[EXCERPTED RECORDS — start]

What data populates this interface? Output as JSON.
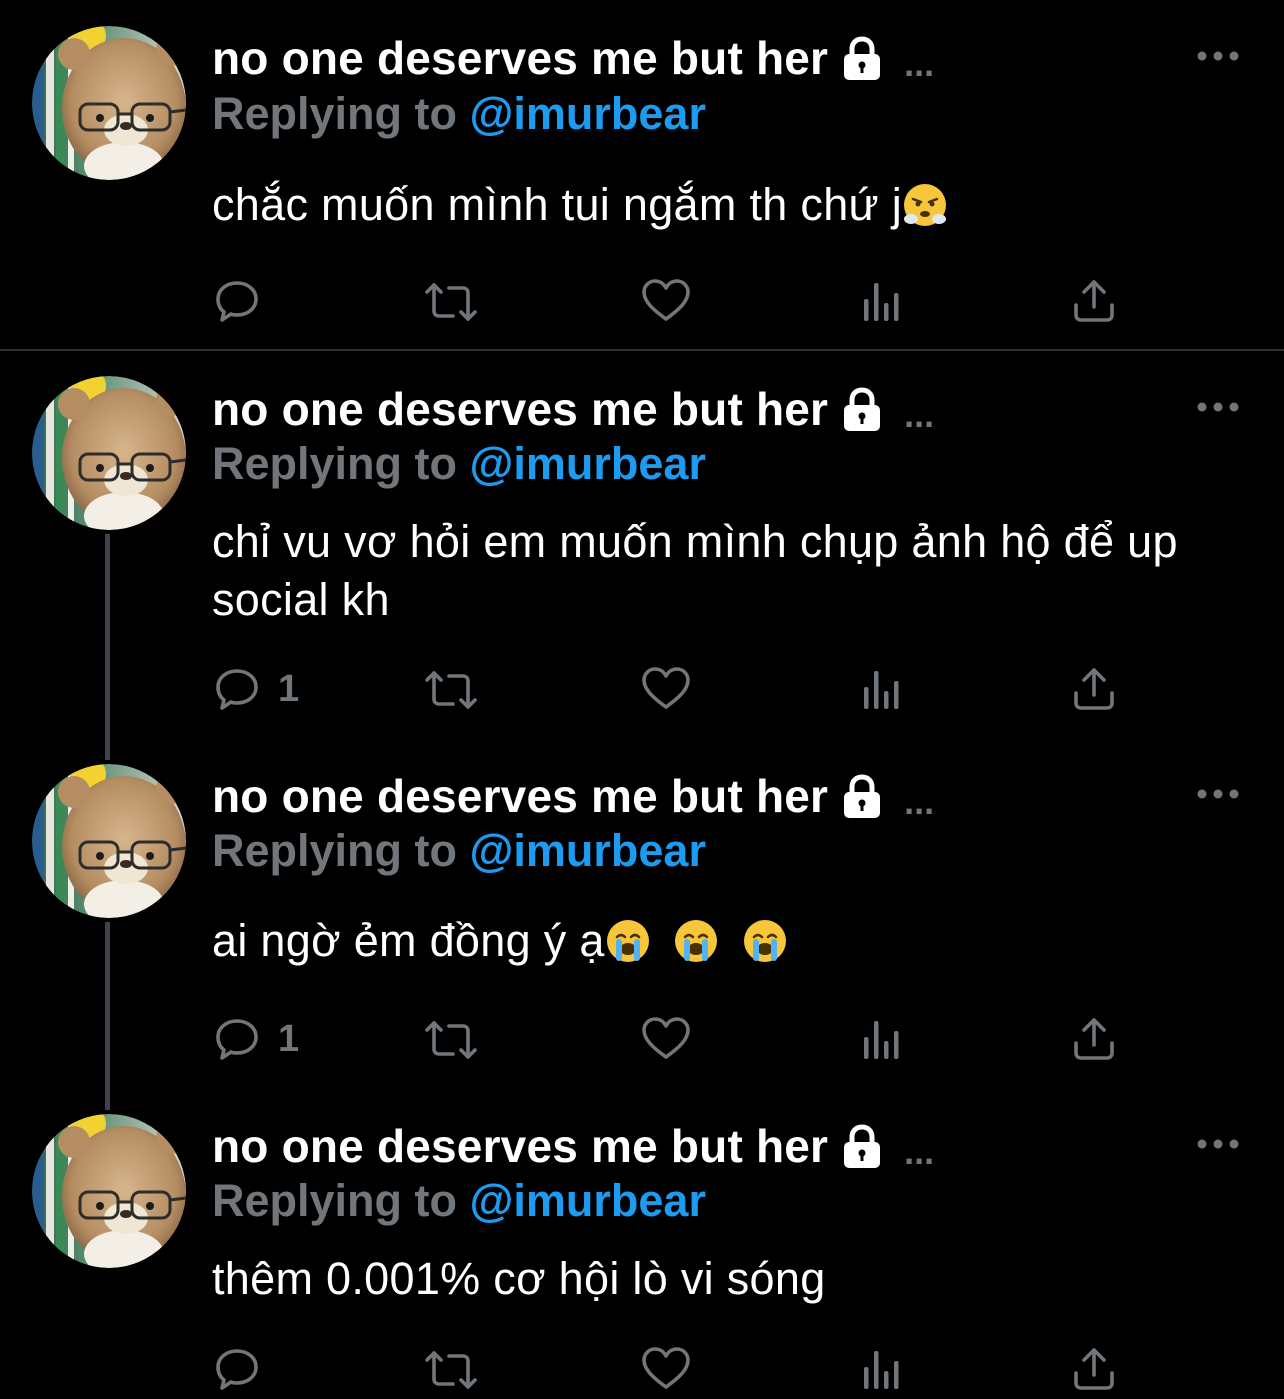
{
  "theme": {
    "background": "#000000",
    "text": "#ffffff",
    "secondary": "#71767b",
    "accent": "#1d9bf0",
    "divider": "#2f3336"
  },
  "tweets": [
    {
      "name": "no one deserves me but her",
      "lock_icon": "lock-icon",
      "name_more": "...",
      "replying_prefix": "Replying to",
      "mention": "@imurbear",
      "text": "chắc muốn mình tui ngắm th chứ j",
      "text_emoji": "😤",
      "reply_count": "",
      "icons": [
        "reply-icon",
        "retweet-icon",
        "like-icon",
        "views-icon",
        "share-icon"
      ]
    },
    {
      "name": "no one deserves me but her",
      "lock_icon": "lock-icon",
      "name_more": "...",
      "replying_prefix": "Replying to",
      "mention": "@imurbear",
      "text": "chỉ vu vơ hỏi em muốn mình chụp ảnh hộ để up social kh",
      "reply_count": "1",
      "icons": [
        "reply-icon",
        "retweet-icon",
        "like-icon",
        "views-icon",
        "share-icon"
      ]
    },
    {
      "name": "no one deserves me but her",
      "lock_icon": "lock-icon",
      "name_more": "...",
      "replying_prefix": "Replying to",
      "mention": "@imurbear",
      "text": "ai ngờ ẻm đồng ý ạ",
      "text_emoji": "😭 😭 😭",
      "reply_count": "1",
      "icons": [
        "reply-icon",
        "retweet-icon",
        "like-icon",
        "views-icon",
        "share-icon"
      ]
    },
    {
      "name": "no one deserves me but her",
      "lock_icon": "lock-icon",
      "name_more": "...",
      "replying_prefix": "Replying to",
      "mention": "@imurbear",
      "text": "thêm 0.001% cơ hội lò vi sóng",
      "reply_count": "",
      "icons": [
        "reply-icon",
        "retweet-icon",
        "like-icon",
        "views-icon",
        "share-icon"
      ]
    }
  ]
}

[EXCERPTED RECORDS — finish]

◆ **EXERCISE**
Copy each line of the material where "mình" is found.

◆ **SOLUTION TO THE PROBLEM**
      "text": "chắc muốn mình tui ngắm th chứ j",
      "text": "chỉ vu vơ hỏi em muốn mình chụp ảnh hộ để up social kh",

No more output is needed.